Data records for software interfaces
:::

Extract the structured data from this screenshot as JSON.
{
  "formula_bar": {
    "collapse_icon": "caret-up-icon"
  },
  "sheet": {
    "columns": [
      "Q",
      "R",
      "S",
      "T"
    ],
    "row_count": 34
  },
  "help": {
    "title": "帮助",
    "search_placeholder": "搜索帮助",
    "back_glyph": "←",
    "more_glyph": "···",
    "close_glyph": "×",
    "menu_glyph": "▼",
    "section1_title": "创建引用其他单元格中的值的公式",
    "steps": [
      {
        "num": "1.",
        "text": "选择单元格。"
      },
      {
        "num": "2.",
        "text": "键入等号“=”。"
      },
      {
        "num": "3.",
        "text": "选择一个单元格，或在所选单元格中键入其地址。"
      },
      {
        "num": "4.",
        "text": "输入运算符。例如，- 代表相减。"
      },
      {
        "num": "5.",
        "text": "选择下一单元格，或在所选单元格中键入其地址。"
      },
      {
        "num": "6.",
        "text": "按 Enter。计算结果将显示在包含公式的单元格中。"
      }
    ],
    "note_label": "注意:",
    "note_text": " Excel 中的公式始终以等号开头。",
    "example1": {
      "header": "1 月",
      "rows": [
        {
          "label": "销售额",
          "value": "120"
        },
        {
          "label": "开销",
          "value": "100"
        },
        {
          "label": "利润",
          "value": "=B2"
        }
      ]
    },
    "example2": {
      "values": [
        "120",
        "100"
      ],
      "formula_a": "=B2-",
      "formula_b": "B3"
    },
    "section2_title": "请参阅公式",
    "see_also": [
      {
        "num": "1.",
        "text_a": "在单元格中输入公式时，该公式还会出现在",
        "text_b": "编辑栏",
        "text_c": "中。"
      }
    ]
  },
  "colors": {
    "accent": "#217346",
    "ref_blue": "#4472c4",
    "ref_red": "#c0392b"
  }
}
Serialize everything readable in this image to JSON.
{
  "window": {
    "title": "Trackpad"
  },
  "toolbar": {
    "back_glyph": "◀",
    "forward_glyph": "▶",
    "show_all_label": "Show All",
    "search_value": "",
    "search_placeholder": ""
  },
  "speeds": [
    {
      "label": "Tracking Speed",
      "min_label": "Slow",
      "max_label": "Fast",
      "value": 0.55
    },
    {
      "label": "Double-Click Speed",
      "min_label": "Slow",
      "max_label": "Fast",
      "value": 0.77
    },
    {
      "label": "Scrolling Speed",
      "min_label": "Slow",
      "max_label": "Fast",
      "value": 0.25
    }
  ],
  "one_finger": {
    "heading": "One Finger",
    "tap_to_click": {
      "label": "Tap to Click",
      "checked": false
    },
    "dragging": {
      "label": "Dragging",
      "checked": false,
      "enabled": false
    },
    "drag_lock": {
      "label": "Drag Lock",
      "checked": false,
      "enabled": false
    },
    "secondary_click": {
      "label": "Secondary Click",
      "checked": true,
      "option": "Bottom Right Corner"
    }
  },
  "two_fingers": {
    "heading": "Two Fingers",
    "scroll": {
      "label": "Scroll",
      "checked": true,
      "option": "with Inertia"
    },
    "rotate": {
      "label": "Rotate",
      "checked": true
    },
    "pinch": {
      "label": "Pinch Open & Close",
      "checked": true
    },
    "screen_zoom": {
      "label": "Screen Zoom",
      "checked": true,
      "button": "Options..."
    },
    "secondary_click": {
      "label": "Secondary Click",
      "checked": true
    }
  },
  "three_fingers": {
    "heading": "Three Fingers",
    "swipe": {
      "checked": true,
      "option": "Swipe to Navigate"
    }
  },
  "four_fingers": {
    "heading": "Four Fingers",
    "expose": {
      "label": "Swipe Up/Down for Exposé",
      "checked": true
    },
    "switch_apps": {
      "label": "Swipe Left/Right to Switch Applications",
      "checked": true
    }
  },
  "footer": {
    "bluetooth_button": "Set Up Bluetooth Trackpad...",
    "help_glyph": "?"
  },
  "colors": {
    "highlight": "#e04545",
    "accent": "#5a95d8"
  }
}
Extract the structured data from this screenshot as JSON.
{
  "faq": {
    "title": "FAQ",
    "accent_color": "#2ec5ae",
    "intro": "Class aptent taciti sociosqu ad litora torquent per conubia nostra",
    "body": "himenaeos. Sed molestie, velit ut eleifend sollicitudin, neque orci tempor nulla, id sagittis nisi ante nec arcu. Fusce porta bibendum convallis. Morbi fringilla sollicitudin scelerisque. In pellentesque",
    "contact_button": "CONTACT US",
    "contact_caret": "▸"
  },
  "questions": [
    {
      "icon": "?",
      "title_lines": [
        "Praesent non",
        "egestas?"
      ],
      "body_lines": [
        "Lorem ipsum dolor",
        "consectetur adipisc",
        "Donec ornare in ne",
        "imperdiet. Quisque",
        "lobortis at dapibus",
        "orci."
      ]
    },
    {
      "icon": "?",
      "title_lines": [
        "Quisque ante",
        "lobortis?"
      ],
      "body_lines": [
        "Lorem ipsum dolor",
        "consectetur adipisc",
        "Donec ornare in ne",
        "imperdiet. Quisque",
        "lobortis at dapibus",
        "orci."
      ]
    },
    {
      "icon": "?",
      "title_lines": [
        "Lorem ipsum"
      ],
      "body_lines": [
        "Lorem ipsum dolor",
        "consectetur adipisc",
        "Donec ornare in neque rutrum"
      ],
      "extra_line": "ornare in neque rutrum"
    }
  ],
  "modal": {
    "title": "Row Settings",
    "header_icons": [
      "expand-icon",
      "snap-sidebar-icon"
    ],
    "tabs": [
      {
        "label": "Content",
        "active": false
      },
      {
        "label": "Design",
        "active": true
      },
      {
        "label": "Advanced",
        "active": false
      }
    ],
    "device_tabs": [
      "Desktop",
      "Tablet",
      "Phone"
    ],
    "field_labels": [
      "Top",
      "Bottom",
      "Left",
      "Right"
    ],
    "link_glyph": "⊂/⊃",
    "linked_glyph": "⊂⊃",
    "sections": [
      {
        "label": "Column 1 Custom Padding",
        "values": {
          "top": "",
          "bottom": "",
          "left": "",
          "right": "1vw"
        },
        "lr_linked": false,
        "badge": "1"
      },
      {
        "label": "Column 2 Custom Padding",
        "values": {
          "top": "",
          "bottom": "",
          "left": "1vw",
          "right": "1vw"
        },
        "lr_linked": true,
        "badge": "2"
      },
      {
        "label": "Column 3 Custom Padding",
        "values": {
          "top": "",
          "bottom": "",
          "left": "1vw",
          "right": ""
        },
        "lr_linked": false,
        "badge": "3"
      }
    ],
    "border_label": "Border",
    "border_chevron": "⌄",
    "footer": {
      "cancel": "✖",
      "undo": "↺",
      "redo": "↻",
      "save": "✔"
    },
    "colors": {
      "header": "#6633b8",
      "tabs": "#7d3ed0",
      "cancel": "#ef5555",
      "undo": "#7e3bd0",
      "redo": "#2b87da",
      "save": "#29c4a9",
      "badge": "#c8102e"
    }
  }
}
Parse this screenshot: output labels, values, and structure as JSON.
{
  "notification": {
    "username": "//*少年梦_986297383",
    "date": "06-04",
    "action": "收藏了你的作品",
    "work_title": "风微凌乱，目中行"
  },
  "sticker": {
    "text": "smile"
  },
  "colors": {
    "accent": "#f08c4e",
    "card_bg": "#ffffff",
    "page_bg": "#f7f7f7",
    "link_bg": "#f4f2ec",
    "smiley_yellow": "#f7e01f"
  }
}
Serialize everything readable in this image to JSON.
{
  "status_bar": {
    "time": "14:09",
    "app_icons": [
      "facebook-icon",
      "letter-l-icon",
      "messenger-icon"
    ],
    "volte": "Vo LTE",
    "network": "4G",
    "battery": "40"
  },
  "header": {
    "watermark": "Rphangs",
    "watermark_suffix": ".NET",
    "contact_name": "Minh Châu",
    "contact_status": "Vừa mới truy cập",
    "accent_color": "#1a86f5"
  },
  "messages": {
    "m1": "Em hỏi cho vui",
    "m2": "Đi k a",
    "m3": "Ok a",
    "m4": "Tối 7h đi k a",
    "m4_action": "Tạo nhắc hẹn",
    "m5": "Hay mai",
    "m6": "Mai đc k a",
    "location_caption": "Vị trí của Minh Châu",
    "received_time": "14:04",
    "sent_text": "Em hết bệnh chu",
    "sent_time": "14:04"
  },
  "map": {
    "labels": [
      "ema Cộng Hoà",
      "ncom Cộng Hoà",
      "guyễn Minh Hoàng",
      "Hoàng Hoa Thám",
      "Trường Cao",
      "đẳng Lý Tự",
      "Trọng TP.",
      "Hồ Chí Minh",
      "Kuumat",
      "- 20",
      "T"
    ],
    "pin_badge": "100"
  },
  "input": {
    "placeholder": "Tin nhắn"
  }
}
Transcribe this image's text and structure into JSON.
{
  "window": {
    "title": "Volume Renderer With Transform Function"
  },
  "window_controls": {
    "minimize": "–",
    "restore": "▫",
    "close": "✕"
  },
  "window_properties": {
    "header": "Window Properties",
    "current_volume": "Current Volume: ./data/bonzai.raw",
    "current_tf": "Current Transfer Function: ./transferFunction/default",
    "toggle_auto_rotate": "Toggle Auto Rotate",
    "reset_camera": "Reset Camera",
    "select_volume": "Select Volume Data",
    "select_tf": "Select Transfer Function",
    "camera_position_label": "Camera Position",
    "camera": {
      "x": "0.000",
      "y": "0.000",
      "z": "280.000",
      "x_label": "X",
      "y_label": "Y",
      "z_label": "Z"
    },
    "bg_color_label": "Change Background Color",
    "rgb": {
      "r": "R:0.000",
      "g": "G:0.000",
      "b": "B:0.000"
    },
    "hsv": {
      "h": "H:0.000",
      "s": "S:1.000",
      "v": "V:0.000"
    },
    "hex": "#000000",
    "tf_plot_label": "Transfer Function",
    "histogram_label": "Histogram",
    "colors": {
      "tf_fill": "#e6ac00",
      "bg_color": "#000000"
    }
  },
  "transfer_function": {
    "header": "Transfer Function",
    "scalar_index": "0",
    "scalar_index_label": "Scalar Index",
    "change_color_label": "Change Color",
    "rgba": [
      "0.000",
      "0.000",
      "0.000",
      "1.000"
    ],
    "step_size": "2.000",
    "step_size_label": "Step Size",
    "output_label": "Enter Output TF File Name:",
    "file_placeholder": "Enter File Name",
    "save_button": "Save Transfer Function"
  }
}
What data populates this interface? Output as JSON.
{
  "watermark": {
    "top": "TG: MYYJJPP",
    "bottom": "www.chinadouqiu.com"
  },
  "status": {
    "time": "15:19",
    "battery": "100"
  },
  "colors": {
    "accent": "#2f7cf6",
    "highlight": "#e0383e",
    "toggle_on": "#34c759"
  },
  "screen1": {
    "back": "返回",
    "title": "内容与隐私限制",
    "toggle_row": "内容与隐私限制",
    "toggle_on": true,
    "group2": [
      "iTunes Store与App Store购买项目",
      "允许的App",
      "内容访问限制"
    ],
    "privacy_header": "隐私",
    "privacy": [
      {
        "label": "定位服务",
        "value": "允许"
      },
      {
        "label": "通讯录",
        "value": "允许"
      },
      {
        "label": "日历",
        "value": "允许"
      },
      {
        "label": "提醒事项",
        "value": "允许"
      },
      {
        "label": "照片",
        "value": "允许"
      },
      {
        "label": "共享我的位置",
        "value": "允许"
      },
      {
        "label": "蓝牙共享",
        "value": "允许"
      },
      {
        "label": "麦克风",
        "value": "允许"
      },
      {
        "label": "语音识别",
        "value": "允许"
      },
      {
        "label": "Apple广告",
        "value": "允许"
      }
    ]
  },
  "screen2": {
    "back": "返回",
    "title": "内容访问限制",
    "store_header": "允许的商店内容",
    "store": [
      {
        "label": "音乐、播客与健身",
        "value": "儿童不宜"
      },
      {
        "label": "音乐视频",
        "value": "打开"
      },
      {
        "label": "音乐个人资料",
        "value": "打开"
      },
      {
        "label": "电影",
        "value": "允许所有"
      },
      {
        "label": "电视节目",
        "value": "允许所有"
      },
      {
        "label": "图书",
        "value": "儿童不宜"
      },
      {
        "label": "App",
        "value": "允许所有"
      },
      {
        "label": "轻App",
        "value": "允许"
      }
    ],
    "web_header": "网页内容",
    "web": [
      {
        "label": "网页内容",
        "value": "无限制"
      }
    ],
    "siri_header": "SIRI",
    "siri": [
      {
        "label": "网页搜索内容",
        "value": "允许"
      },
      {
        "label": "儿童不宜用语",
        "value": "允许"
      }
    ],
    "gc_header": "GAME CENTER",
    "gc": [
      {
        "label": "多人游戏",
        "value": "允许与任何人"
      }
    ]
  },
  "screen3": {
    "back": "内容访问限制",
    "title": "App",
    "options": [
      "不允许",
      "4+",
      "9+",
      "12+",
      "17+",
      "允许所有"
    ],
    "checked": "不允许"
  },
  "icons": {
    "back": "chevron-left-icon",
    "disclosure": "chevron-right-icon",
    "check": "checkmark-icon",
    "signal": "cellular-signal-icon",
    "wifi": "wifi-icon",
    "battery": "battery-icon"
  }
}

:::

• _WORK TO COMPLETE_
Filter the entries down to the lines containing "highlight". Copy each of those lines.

• _FINISHED TASK_
    "highlight": "#e04545",
    "highlight": "#e0383e",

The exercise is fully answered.